With a 4-3 Pens’ lead, the Pens and Flyers traded solid scoring chances but both netminders were up to the task. At the 4:30 mark remaining in the period, right wing Jakub Voracek of Philadelphia got behind the Pittsburgh defense and was in all alone on Fleury. As he raced down the slot, he was pulled down by Pens’ defenseman Brian Dumoulin. Voracek was awarded a penalty shot, which he scored on to tie the game at 4-4. Voracek weaved back and forth and stick handled the puck a few times, scoring on his back-hand. Fleury’s defense attempt was the poke check, which failed.
In the last four minutes of the period, the Flyers had many attempts on the Pens’ net. The momentum had changed drastically. It was all Philly except for one attempt by Bryan Rust with a wrap around on Neuvirth which failed. With seconds left, Pens’ winger Scott Wilson was sent off for tripping. The Flyers would start the third period on the power play.
Philly’s Simmonds had a doorstep chance one minute in on the power play but failed. Two minutes in, Fleury had to make another save on Flyer’s captain Claude Giroux and then another on Jakub Voracek. Three minutes in, Simmonds was in all alone on Fleury who made the save.

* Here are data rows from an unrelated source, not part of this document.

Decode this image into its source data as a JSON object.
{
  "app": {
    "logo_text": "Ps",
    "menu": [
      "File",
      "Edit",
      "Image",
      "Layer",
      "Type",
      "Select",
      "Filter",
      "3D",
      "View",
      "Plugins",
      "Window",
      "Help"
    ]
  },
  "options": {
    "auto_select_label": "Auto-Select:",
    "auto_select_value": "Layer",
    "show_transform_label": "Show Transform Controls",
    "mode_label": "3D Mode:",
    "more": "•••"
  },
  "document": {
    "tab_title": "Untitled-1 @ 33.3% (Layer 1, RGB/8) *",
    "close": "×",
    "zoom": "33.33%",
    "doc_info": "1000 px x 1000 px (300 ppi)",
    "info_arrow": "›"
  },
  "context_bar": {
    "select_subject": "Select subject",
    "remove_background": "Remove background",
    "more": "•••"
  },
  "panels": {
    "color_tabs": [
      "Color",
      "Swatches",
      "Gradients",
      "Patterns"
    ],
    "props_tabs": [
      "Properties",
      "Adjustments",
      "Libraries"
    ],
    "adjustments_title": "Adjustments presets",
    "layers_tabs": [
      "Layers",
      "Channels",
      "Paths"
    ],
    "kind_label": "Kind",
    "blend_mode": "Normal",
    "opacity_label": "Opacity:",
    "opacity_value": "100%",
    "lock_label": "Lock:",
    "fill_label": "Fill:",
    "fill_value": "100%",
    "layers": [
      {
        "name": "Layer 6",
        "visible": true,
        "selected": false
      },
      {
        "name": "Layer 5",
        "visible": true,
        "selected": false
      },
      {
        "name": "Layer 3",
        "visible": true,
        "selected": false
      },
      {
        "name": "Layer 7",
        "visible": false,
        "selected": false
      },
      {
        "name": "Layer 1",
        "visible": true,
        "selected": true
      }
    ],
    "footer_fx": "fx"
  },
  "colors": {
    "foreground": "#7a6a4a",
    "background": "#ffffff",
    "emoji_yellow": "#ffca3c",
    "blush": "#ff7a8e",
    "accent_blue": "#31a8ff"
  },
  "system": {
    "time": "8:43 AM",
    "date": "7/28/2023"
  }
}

About six minutes in, Pens’ defenseman Justin Schultz, trying to score his first goal of the year, came in the Flyers’ zone, juked around defenseman Brandon Manning, and fired on Neuvirth, who made the save. After that, Fleury made a huge save on Simmonds and Giroux.
At 11:36 left, Malkin had a shot on goal that was blocked by center Sean Courturier, who was playing defensively in his zone. Malkin got the puck back seconds later, threw it out front, and then scored on Neuvirth after coming from behind the net and receiving a pass from Olli Maatta. Malkin scored his 300th goal and took the Pens to a 5-4 lead.
The Pens went on a power play with just over eight minutes left when Jakub Voracek went off for holding. Fleury stopped a short-handed shot from Radko Gudas…not from the Pens’ zone, nor from the blue line, nor from center red, but from the Flyers’ goal line…the entire length of the ice, a shot that was right on the net.
With 5:15 left, Crosby, coming in from the right circle, leaning hard to his left like a downhill skier, shot the puck on goal with his right (stick) hand, while removing the stick from defenseman Mark Streit (who dove to defend against Crosby) with his left hand. Goaltender Michael Neuvirth made the save,
With four minutes left, the Flyers felt desperation. Fleury stopped Gostisbehere and Gudas on chances. At 1:30 left, Philly pulled Neuvirth from the net. There were chances but they were futile. The Penguins win it 5-4 against the hated Flyers in Philadelphia. Happy 50th year Philly!
Lee Kann is a film/radio/concert producer, and a writer. Contact: firstname.lastname@example.org
Note: Due to the lateness of the Penguins’ west coast road trip, there will be no week2week coverage of last weeks’ games.